The problem |
Would you give the entries again word for word, with no pictures in the copy?

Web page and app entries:
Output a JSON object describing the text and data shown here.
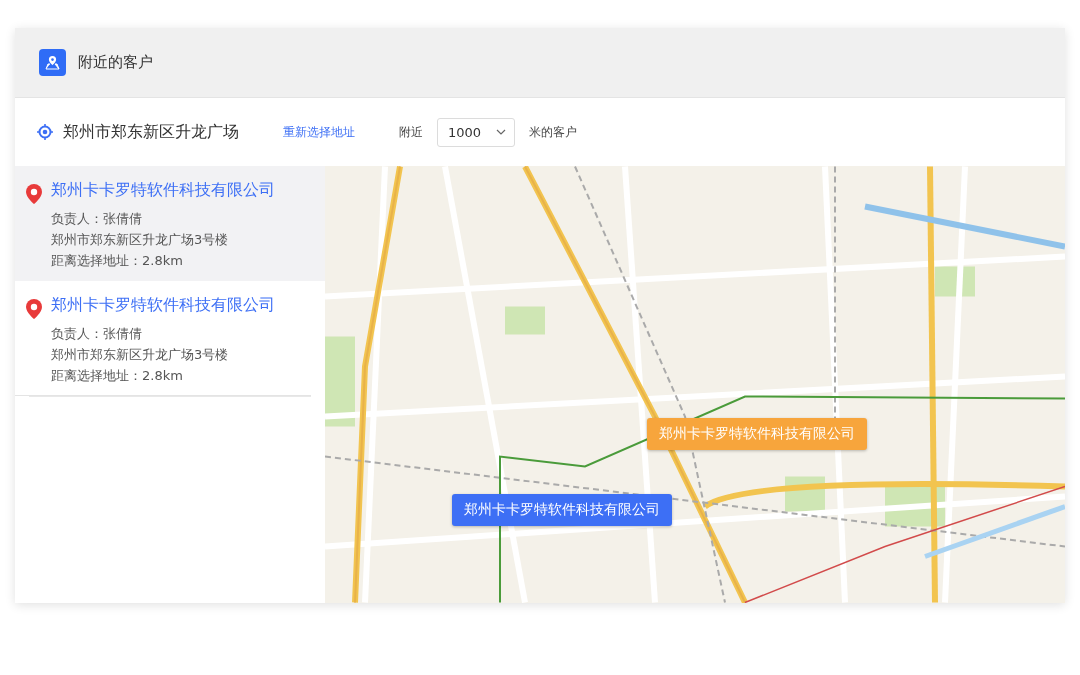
{
  "header": {
    "title": "附近的客户"
  },
  "location": {
    "address": "郑州市郑东新区升龙广场",
    "change_link": "重新选择地址",
    "nearby_label": "附近",
    "radius": "1000",
    "unit_label": "米的客户"
  },
  "customers": [
    {
      "name": "郑州卡卡罗特软件科技有限公司",
      "contact": "负责人：张倩倩",
      "address": "郑州市郑东新区升龙广场3号楼",
      "distance": "距离选择地址：2.8km",
      "selected": true
    },
    {
      "name": "郑州卡卡罗特软件科技有限公司",
      "contact": "负责人：张倩倩",
      "address": "郑州市郑东新区升龙广场3号楼",
      "distance": "距离选择地址：2.8km",
      "selected": false
    }
  ],
  "map": {
    "markers": [
      {
        "label": "郑州卡卡罗特软件科技有限公司",
        "color": "#f7a53c"
      },
      {
        "label": "郑州卡卡罗特软件科技有限公司",
        "color": "#3d6ff5"
      }
    ]
  }
}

Task result |
Output a JSON object describing the text and data shown here.
{
  "header": {
    "title": "附近的客户"
  },
  "location": {
    "address": "郑州市郑东新区升龙广场",
    "change_link": "重新选择地址",
    "nearby_label": "附近",
    "radius": "1000",
    "unit_label": "米的客户"
  },
  "customers": [
    {
      "name": "郑州卡卡罗特软件科技有限公司",
      "contact": "负责人：张倩倩",
      "address": "郑州市郑东新区升龙广场3号楼",
      "distance": "距离选择地址：2.8km",
      "selected": true
    },
    {
      "name": "郑州卡卡罗特软件科技有限公司",
      "contact": "负责人：张倩倩",
      "address": "郑州市郑东新区升龙广场3号楼",
      "distance": "距离选择地址：2.8km",
      "selected": false
    }
  ],
  "map": {
    "markers": [
      {
        "label": "郑州卡卡罗特软件科技有限公司",
        "color": "#f7a53c"
      },
      {
        "label": "郑州卡卡罗特软件科技有限公司",
        "color": "#3d6ff5"
      }
    ]
  }
}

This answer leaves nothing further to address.